Performance of LifeStrategy Fund VSMGX and component funds

Table-1 and Table-2, (1st to 4th line) list the performance and risk measurements of LifeStrategy Moderate Growth Fund VSMGX and three of its component funds from the beginning of 2000 to end of end of July 2014. The fourth component fund, the international bond fund was omitted, because this fund is only about a year old. One can see that the lowest risk fund was the Total Bond Market Index Fund, but it also had the lowest returns over the last 10 years.

Performance and Risk Measures

The 2000-2014 performance of the LifeStrategy Fund VSMGX is disappointing. Risk measurements do not confirm that this fund helped manage risk, and no beneficial impact on long-term returns was observed due to its specific asset allocation and mix. This can be seen from the returns of VSMGX over the last 10 years which were a lot lower than those of the single Total Stock Market Index Fund.

Dynamic investment strategy with iM(MAC-Vang)20/80

Here is a better strategy to increase performance with less risk which anybody can follow. However, it requires some stock-market timing:

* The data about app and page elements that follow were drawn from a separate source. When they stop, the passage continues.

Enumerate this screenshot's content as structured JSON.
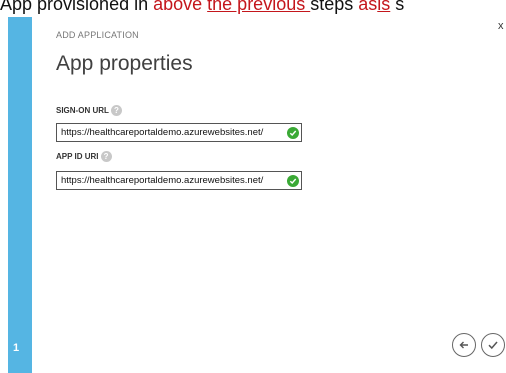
{
  "caption": {
    "part1": "App provisioned in ",
    "part2": "above ",
    "part3": "the previous ",
    "part4": "steps ",
    "part5": "as",
    "part6": "is",
    "part7": " s"
  },
  "wizard": {
    "header_label": "ADD APPLICATION",
    "title": "App properties",
    "step_number": "1",
    "close_glyph": "x"
  },
  "fields": {
    "sign_on": {
      "label": "SIGN-ON URL",
      "value": "https://healthcareportaldemo.azurewebsites.net/",
      "help_glyph": "?"
    },
    "app_id": {
      "label": "APP ID URI",
      "value": "https://healthcareportaldemo.azurewebsites.net/",
      "help_glyph": "?"
    }
  },
  "icons": {
    "validation": "check-circle-icon",
    "back": "arrow-left-icon",
    "complete": "checkmark-icon"
  },
  "colors": {
    "stripe": "#55b5e3",
    "valid": "#3aa935",
    "caption_red": "#c4161c"
  }
}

  • Investment during up-market periods: 80% stocks and 20% bonds.
  • Investment during down-market periods: 20% stocks and 80% bonds.

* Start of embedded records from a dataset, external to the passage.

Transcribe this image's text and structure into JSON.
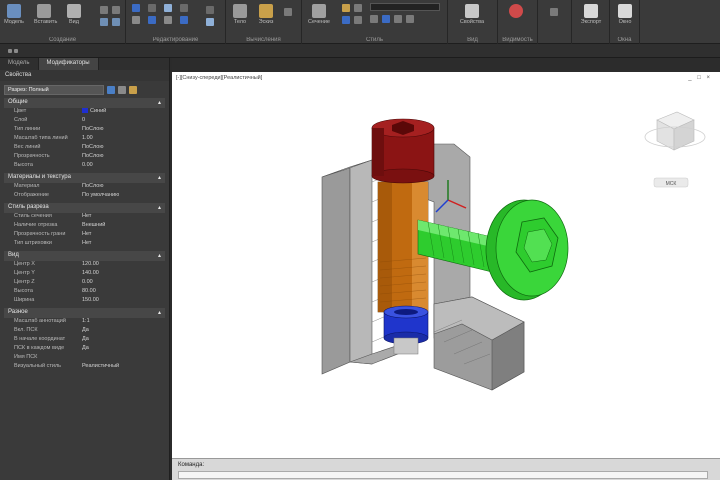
{
  "ribbon": {
    "groups": [
      {
        "label": "Создание"
      },
      {
        "label": "Редактирование"
      },
      {
        "label": "Вычисления"
      },
      {
        "label": "Стиль"
      },
      {
        "label": "Вид"
      },
      {
        "label": "Видимость"
      },
      {
        "label": "Окна"
      }
    ],
    "buttons": [
      {
        "label": "Модель"
      },
      {
        "label": "Вставить"
      },
      {
        "label": "Вид"
      },
      {
        "label": "Тело"
      },
      {
        "label": "Эскиз"
      },
      {
        "label": "Сечение"
      },
      {
        "label": "Свойства"
      },
      {
        "label": "Экспорт"
      },
      {
        "label": "Окно"
      }
    ]
  },
  "panel": {
    "tabs": [
      "Модель",
      "Модификаторы"
    ],
    "title": "Свойства",
    "selector": "Разрез: Полный",
    "sections": [
      {
        "title": "Общие",
        "rows": [
          {
            "k": "Цвет",
            "v": "Синий",
            "swatch": true
          },
          {
            "k": "Слой",
            "v": "0"
          },
          {
            "k": "Тип линии",
            "v": "ПоСлою"
          },
          {
            "k": "Масштаб типа линий",
            "v": "1.00"
          },
          {
            "k": "Вес линий",
            "v": "ПоСлою"
          },
          {
            "k": "Прозрачность",
            "v": "ПоСлою"
          },
          {
            "k": "Высота",
            "v": "0.00"
          }
        ]
      },
      {
        "title": "Материалы и текстура",
        "rows": [
          {
            "k": "Материал",
            "v": "ПоСлою"
          },
          {
            "k": "Отображение",
            "v": "По умолчанию"
          }
        ]
      },
      {
        "title": "Стиль разреза",
        "rows": [
          {
            "k": "Стиль сечения",
            "v": "Нет"
          },
          {
            "k": "Наличие отрезка",
            "v": "Внешний"
          },
          {
            "k": "Прозрачность грани",
            "v": "Нет"
          },
          {
            "k": "Тип штриховки",
            "v": "Нет"
          }
        ]
      },
      {
        "title": "Вид",
        "rows": [
          {
            "k": "Центр X",
            "v": "120.00"
          },
          {
            "k": "Центр Y",
            "v": "140.00"
          },
          {
            "k": "Центр Z",
            "v": "0.00"
          },
          {
            "k": "Высота",
            "v": "80.00"
          },
          {
            "k": "Ширина",
            "v": "150.00"
          }
        ]
      },
      {
        "title": "Разное",
        "rows": [
          {
            "k": "Масштаб аннотаций",
            "v": "1:1"
          },
          {
            "k": "Вкл. ПСК",
            "v": "Да"
          },
          {
            "k": "В начале координат",
            "v": "Да"
          },
          {
            "k": "ПСК в каждом виде",
            "v": "Да"
          },
          {
            "k": "Имя ПСК",
            "v": ""
          },
          {
            "k": "Визуальный стиль",
            "v": "Реалистичный"
          }
        ]
      }
    ]
  },
  "viewport": {
    "title": "[-][Снизу-спереди][Реалистичный]",
    "wcs": "МСК",
    "window_buttons": "_ □ ×"
  },
  "cmdline": {
    "label": "Команда:"
  },
  "colors": {
    "head": "#8b1414",
    "body": "#c06a10",
    "ring": "#1f35cc",
    "green": "#2ecc2e",
    "grey": "#8c8c8c"
  }
}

For simplicity only two Vanguard funds are used:

  • Total Bond Market Index Fund (MUTF:VBMFX)
  • Total Stock Market Index Fund (MUTF:VTSMX)

It is as simple as that: when switching the asset allocation according to stock-market climate, much higher returns can be achieved with less risk. The up- and down-market periods come from the MAC-US moving average cross- over system which has been backtested over 65 years with good results. From 2000 to 2014 the models signaled only 5 down-market periods and 6 up-market periods, including the current up-market period.

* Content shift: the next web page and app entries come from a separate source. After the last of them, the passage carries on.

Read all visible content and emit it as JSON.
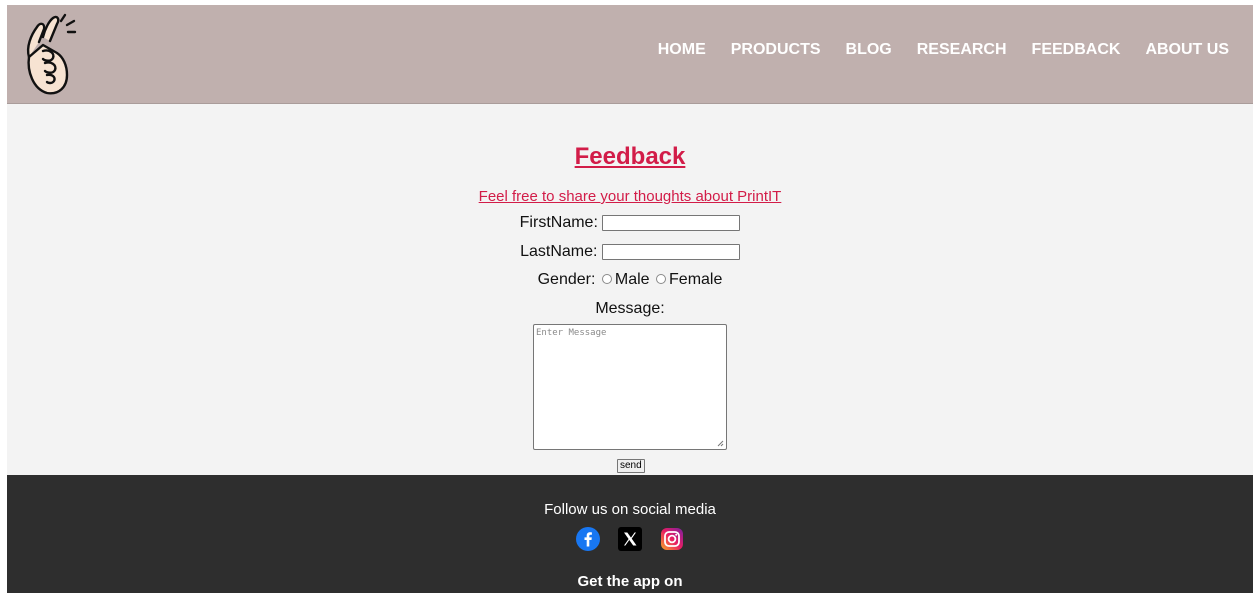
{
  "nav": {
    "items": [
      "HOME",
      "PRODUCTS",
      "BLOG",
      "RESEARCH",
      "FEEDBACK",
      "ABOUT US"
    ]
  },
  "form": {
    "title": "Feedback",
    "subtitle": "Feel free to share your thoughts about PrintIT",
    "first_name_label": "FirstName:",
    "first_name_value": "",
    "last_name_label": "LastName:",
    "last_name_value": "",
    "gender_label": "Gender:",
    "gender_male": "Male",
    "gender_female": "Female",
    "message_label": "Message:",
    "message_placeholder": "Enter Message",
    "send_label": "send"
  },
  "footer": {
    "follow_text": "Follow us on social media",
    "get_app_text": "Get the app on",
    "social_icons": [
      "facebook-icon",
      "x-icon",
      "instagram-icon"
    ]
  },
  "colors": {
    "header_bg": "#c0b0ae",
    "accent": "#d21c48",
    "footer_bg": "#2e2e2e",
    "page_bg": "#f3f3f3"
  }
}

Performance of iM(MAC-Vang)20/80 versus Vanguard LifeStrategy Fund VSMGX

The backtest from the beginning of 2000 to end of end of July 2014 shows that performance and risk measurements for (MAC-Vang)20/80 were significantly better than for the Vanguard LifeStrategy Fund VSMGX. These are shown in the last line of Table-1 and Table-2. Additional performance measurements are listed below:

  • A $100 initial investment invested in LifeStrategy Fund VSMGX would have grown to $201, whereas (MAC-Vang)20/80 would have produced $350 over the same period.
  • 1-year returns of (MAC-Vang)20/80 were compared to those of the LifeStrategy Fund VSMGX. There was only one year (2008) when (MAC-Vang)20/80 showed a significant negative return of -6.3%, but it was only about a quarter of the 27% loss of VSMGX for the same year.
  • Saving can be simulated by calculating terminal values when investing $1.00 each year from 2000 to 2013 in (MAC-Vang)20/80 and VSMGX. One would have invested a total of $14.00 cumulatively by the end. It shows that the terminal values of (MAC-Vang)20/80 were higher for every year than those of the Vanguard Life Strategy Fund. After inflation, the $14.00 invested in the LifeStrategy fund would at the end have only have had a real value of $19.11, whereas the real terminal value from (MAC-Vang)20/80 would have been 36% higher at $25.92.


Investors in Vanguard funds can achieve good returns with less risk by following a simple market timing strategy to decide on the asset allocation for their investment. A dynamic asset allocation strategy dependent on stock-market climate is the key to better returns. There is no need to invest in many funds, only the Total Bond Market Index Fund and the Total Stock Market Index Fund are used.

A more elaborated article with more figures and tables can be viewed here.